> _REQUIRED ACTION_: Report each line of the records below that uses the word "screenshot".

> _INFORMATION GIVEN_:
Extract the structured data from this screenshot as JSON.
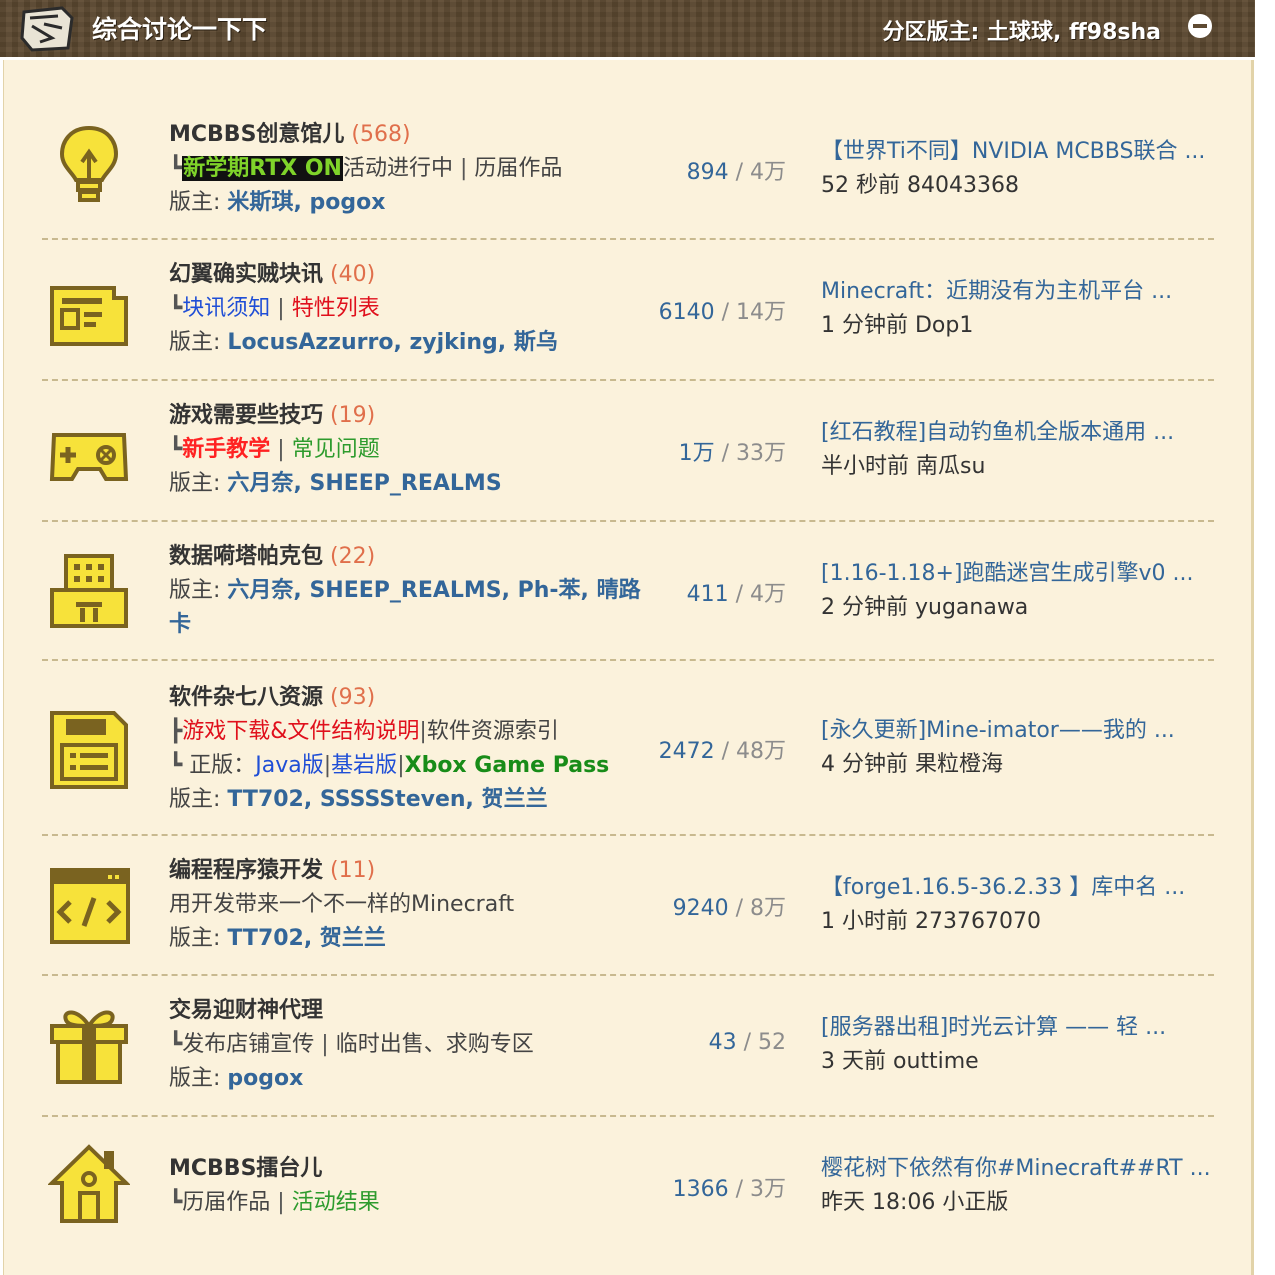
{
  "header": {
    "title": "综合讨论一下下",
    "moderators": "分区版主: 土球球, ff98sha"
  },
  "forums": [
    {
      "name": "MCBBS创意馆儿",
      "count": "(568)",
      "sub_highlight": "新学期RTX ON",
      "sub_rest": "活动进行中",
      "sub_sep": "|",
      "sub_link": "历届作品",
      "mods_label": "版主:",
      "mods": [
        "米斯琪",
        "pogox"
      ],
      "threads": "894",
      "posts": "4万",
      "last_title": "【世界Ti不同】NVIDIA MCBBS联合 ...",
      "last_meta": "52 秒前 84043368"
    },
    {
      "name": "幻翼确实贼块讯",
      "count": "(40)",
      "sub_a": "块讯须知",
      "sub_sep": "|",
      "sub_b": "特性列表",
      "mods_label": "版主:",
      "mods": [
        "LocusAzzurro",
        "zyjking",
        "斯乌"
      ],
      "threads": "6140",
      "posts": "14万",
      "last_title": "Minecraft：近期没有为主机平台 ...",
      "last_meta": "1 分钟前 Dop1"
    },
    {
      "name": "游戏需要些技巧",
      "count": "(19)",
      "sub_a": "新手教学",
      "sub_sep": "|",
      "sub_b": "常见问题",
      "mods_label": "版主:",
      "mods": [
        "六月奈",
        "SHEEP_REALMS"
      ],
      "threads": "1万",
      "posts": "33万",
      "last_title": "[红石教程]自动钓鱼机全版本通用 ...",
      "last_meta": "半小时前 南瓜su"
    },
    {
      "name": "数据嗬塔帕克包",
      "count": "(22)",
      "mods_label": "版主:",
      "mods_line1": "六月奈, SHEEP_REALMS, Ph-苯, 晴路",
      "mods_line2": "卡",
      "threads": "411",
      "posts": "4万",
      "last_title": "[1.16-1.18+]跑酷迷宫生成引擎v0 ...",
      "last_meta": "2 分钟前 yuganawa"
    },
    {
      "name": "软件杂七八资源",
      "count": "(93)",
      "sub_a": "游戏下载&文件结构说明",
      "sub_sep": "|",
      "sub_b": "软件资源索引",
      "sub2_label": "正版：",
      "sub2_a": "Java版",
      "sub2_b": "基岩版",
      "sub2_c": "Xbox Game Pass",
      "mods_label": "版主:",
      "mods": [
        "TT702",
        "SSSSSteven",
        "贺兰兰"
      ],
      "threads": "2472",
      "posts": "48万",
      "last_title": "[永久更新]Mine-imator——我的 ...",
      "last_meta": "4 分钟前 果粒橙海"
    },
    {
      "name": "编程程序猿开发",
      "count": "(11)",
      "desc": "用开发带来一个不一样的Minecraft",
      "mods_label": "版主:",
      "mods": [
        "TT702",
        "贺兰兰"
      ],
      "threads": "9240",
      "posts": "8万",
      "last_title": "【forge1.16.5-36.2.33 】库中名 ...",
      "last_meta": "1 小时前 273767070"
    },
    {
      "name": "交易迎财神代理",
      "sub_a": "发布店铺宣传",
      "sub_sep": "|",
      "sub_b": "临时出售、求购专区",
      "mods_label": "版主:",
      "mods": [
        "pogox"
      ],
      "threads": "43",
      "posts": "52",
      "last_title": "[服务器出租]时光云计算 —— 轻 ...",
      "last_meta": "3 天前 outtime"
    },
    {
      "name": "MCBBS擂台儿",
      "sub_a": "历届作品",
      "sub_sep": "|",
      "sub_b": "活动结果",
      "threads": "1366",
      "posts": "3万",
      "last_title": "樱花树下依然有你#Minecraft##RT ...",
      "last_meta": "昨天 18:06 小正版"
    }
  ],
  "tree_glyph": "┗",
  "tree_mid": "┣",
  "stat_sep": "/",
  "mod_sep": ", ",
  "colors": {
    "header_bg": "#5e4a32",
    "panel_bg": "#fbf2dc",
    "link_blue": "#336699",
    "count_orange": "#e06f4b",
    "icon_yellow": "#f7e23a",
    "icon_outline": "#7a6320"
  }
}
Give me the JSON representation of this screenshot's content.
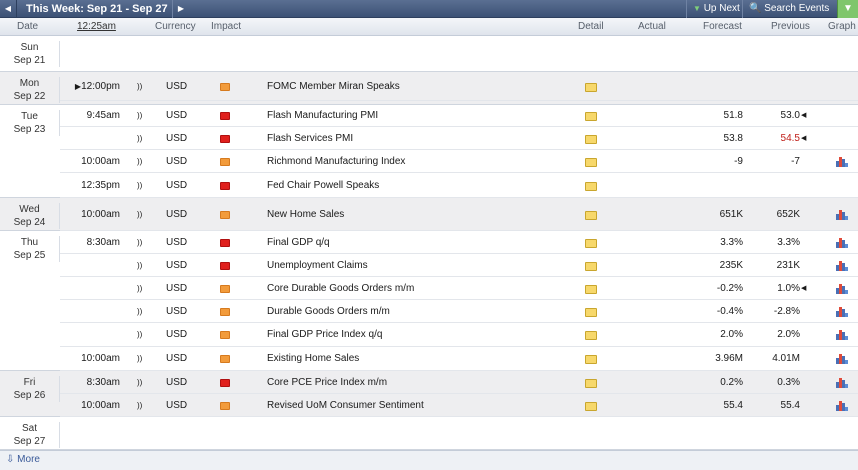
{
  "toolbar": {
    "prev_icon": "chevron-left",
    "week_label": "This Week: Sep 21 - Sep 27",
    "next_icon": "chevron-right",
    "up_next": "Up Next",
    "search_events": "Search Events",
    "filter_icon": "filter"
  },
  "columns": {
    "date": "Date",
    "time": "12:25am",
    "currency": "Currency",
    "impact": "Impact",
    "detail": "Detail",
    "actual": "Actual",
    "forecast": "Forecast",
    "previous": "Previous",
    "graph": "Graph"
  },
  "days": [
    {
      "dow": "Sun",
      "date": "Sep 21"
    },
    {
      "dow": "Mon",
      "date": "Sep 22"
    },
    {
      "dow": "Tue",
      "date": "Sep 23"
    },
    {
      "dow": "Wed",
      "date": "Sep 24"
    },
    {
      "dow": "Thu",
      "date": "Sep 25"
    },
    {
      "dow": "Fri",
      "date": "Sep 26"
    },
    {
      "dow": "Sat",
      "date": "Sep 27"
    }
  ],
  "events": [
    {
      "time": "12:00pm",
      "currency": "USD",
      "impact": "medium",
      "event": "FOMC Member Miran Speaks",
      "actual": "",
      "forecast": "",
      "previous": "",
      "graph": false
    },
    {
      "time": "9:45am",
      "currency": "USD",
      "impact": "high",
      "event": "Flash Manufacturing PMI",
      "actual": "",
      "forecast": "51.8",
      "previous": "53.0",
      "graph": false
    },
    {
      "time": "",
      "currency": "USD",
      "impact": "high",
      "event": "Flash Services PMI",
      "actual": "",
      "forecast": "53.8",
      "previous": "54.5",
      "graph": false
    },
    {
      "time": "10:00am",
      "currency": "USD",
      "impact": "medium",
      "event": "Richmond Manufacturing Index",
      "actual": "",
      "forecast": "-9",
      "previous": "-7",
      "graph": true
    },
    {
      "time": "12:35pm",
      "currency": "USD",
      "impact": "high",
      "event": "Fed Chair Powell Speaks",
      "actual": "",
      "forecast": "",
      "previous": "",
      "graph": false
    },
    {
      "time": "10:00am",
      "currency": "USD",
      "impact": "medium",
      "event": "New Home Sales",
      "actual": "",
      "forecast": "651K",
      "previous": "652K",
      "graph": true
    },
    {
      "time": "8:30am",
      "currency": "USD",
      "impact": "high",
      "event": "Final GDP q/q",
      "actual": "",
      "forecast": "3.3%",
      "previous": "3.3%",
      "graph": true
    },
    {
      "time": "",
      "currency": "USD",
      "impact": "high",
      "event": "Unemployment Claims",
      "actual": "",
      "forecast": "235K",
      "previous": "231K",
      "graph": true
    },
    {
      "time": "",
      "currency": "USD",
      "impact": "medium",
      "event": "Core Durable Goods Orders m/m",
      "actual": "",
      "forecast": "-0.2%",
      "previous": "1.0%",
      "graph": true
    },
    {
      "time": "",
      "currency": "USD",
      "impact": "medium",
      "event": "Durable Goods Orders m/m",
      "actual": "",
      "forecast": "-0.4%",
      "previous": "-2.8%",
      "graph": true
    },
    {
      "time": "",
      "currency": "USD",
      "impact": "medium",
      "event": "Final GDP Price Index q/q",
      "actual": "",
      "forecast": "2.0%",
      "previous": "2.0%",
      "graph": true
    },
    {
      "time": "10:00am",
      "currency": "USD",
      "impact": "medium",
      "event": "Existing Home Sales",
      "actual": "",
      "forecast": "3.96M",
      "previous": "4.01M",
      "graph": true
    },
    {
      "time": "8:30am",
      "currency": "USD",
      "impact": "high",
      "event": "Core PCE Price Index m/m",
      "actual": "",
      "forecast": "0.2%",
      "previous": "0.3%",
      "graph": true
    },
    {
      "time": "10:00am",
      "currency": "USD",
      "impact": "medium",
      "event": "Revised UoM Consumer Sentiment",
      "actual": "",
      "forecast": "55.4",
      "previous": "55.4",
      "graph": true
    }
  ],
  "more": "More",
  "colors": {
    "header": "#3c5175",
    "medium_impact": "#f29b3b",
    "high_impact": "#e0201d",
    "revised_previous": "#c0201a",
    "filter_button": "#7fc66c"
  }
}
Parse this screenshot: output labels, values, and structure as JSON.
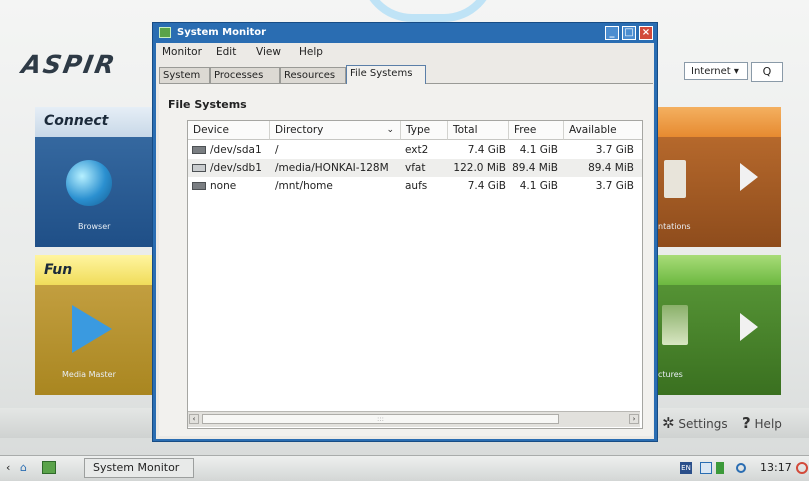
{
  "desktop": {
    "logo": "ASPIR",
    "search": {
      "engine": "Internet",
      "go_label": "Q"
    },
    "panels": {
      "connect": {
        "title": "Connect",
        "app": "Browser"
      },
      "fun": {
        "title": "Fun",
        "app": "Media Master"
      },
      "right_top_label": "ntations",
      "right_bottom_label": "ctures"
    },
    "footer": {
      "settings": "Settings",
      "help": "Help"
    }
  },
  "window": {
    "title": "System Monitor",
    "menu": [
      "Monitor",
      "Edit",
      "View",
      "Help"
    ],
    "tabs": [
      "System",
      "Processes",
      "Resources",
      "File Systems"
    ],
    "active_tab": "File Systems",
    "section_title": "File Systems",
    "columns": [
      "Device",
      "Directory",
      "Type",
      "Total",
      "Free",
      "Available"
    ],
    "rows": [
      {
        "device": "/dev/sda1",
        "directory": "/",
        "type": "ext2",
        "total": "7.4 GiB",
        "free": "4.1 GiB",
        "available": "3.7 GiB"
      },
      {
        "device": "/dev/sdb1",
        "directory": "/media/HONKAI-128M",
        "type": "vfat",
        "total": "122.0 MiB",
        "free": "89.4 MiB",
        "available": "89.4 MiB"
      },
      {
        "device": "none",
        "directory": "/mnt/home",
        "type": "aufs",
        "total": "7.4 GiB",
        "free": "4.1 GiB",
        "available": "3.7 GiB"
      }
    ]
  },
  "taskbar": {
    "task": "System Monitor",
    "clock": "13:17",
    "lang": "EN"
  },
  "colors": {
    "window_border": "#2a6db2",
    "close": "#d24a3a"
  }
}
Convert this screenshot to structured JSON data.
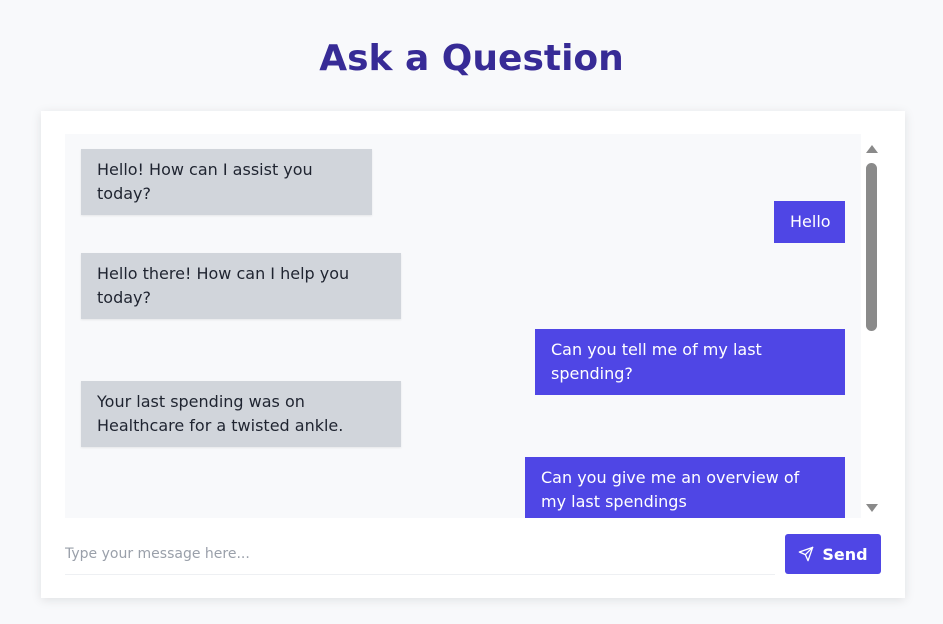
{
  "page": {
    "title": "Ask a Question"
  },
  "chat": {
    "messages": [
      {
        "role": "bot",
        "text": "Hello! How can I assist you today?"
      },
      {
        "role": "user",
        "text": "Hello"
      },
      {
        "role": "bot",
        "text": "Hello there! How can I help you today?"
      },
      {
        "role": "user",
        "text": "Can you tell me of my last spending?"
      },
      {
        "role": "bot",
        "text": "Your last spending was on Healthcare for a twisted ankle."
      },
      {
        "role": "user",
        "text": "Can you give me an overview of my last spendings"
      }
    ]
  },
  "composer": {
    "placeholder": "Type your message here...",
    "value": "",
    "send_label": "Send",
    "send_icon": "paper-plane-icon"
  },
  "colors": {
    "title": "#372b96",
    "accent": "#4f46e5",
    "bot_bubble": "#d1d5db",
    "background": "#f8f9fb"
  }
}
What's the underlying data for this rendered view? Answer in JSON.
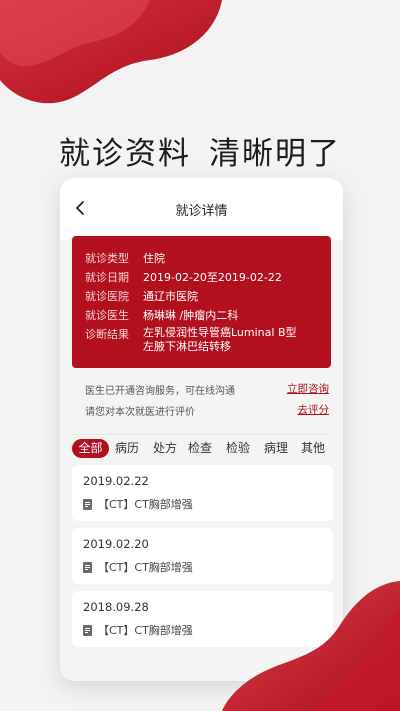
{
  "headline": {
    "part1": "就诊资料",
    "part2": "清晰明了"
  },
  "nav": {
    "title": "就诊详情",
    "back_icon": "chevron-left-icon"
  },
  "visit": {
    "rows": [
      {
        "label": "就诊类型",
        "value": "住院"
      },
      {
        "label": "就诊日期",
        "value": "2019-02-20至2019-02-22"
      },
      {
        "label": "就诊医院",
        "value": "通辽市医院"
      },
      {
        "label": "就诊医生",
        "value": "杨琳琳 /肿瘤内二科"
      }
    ],
    "diagnosis": {
      "label": "诊断结果",
      "line1": "左乳侵润性导管癌Luminal B型",
      "line2": "左腋下淋巴结转移"
    }
  },
  "notice": {
    "consult_text": "医生已开通咨询服务，可在线沟通",
    "consult_action": "立即咨询",
    "rate_text": "请您对本次就医进行评价",
    "rate_action": "去评分"
  },
  "tabs": [
    "全部",
    "病历",
    "处方",
    "检查",
    "检验",
    "病理",
    "其他"
  ],
  "active_tab": "全部",
  "records": [
    {
      "date": "2019.02.22",
      "desc": "【CT】CT胸部增强",
      "icon": "document-icon"
    },
    {
      "date": "2019.02.20",
      "desc": "【CT】CT胸部增强",
      "icon": "document-icon"
    },
    {
      "date": "2018.09.28",
      "desc": "【CT】CT胸部增强",
      "icon": "document-icon"
    }
  ],
  "colors": {
    "accent": "#b3101f",
    "background": "#f3f3f4",
    "card": "#ffffff"
  }
}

> _THE COMPLETED TASK_:
Extract the structured data from this screenshot as JSON.
Give me the JSON representation of this screenshot's content.
Parse this screenshot: output labels, values, and structure as JSON.
Convert this screenshot to structured JSON data.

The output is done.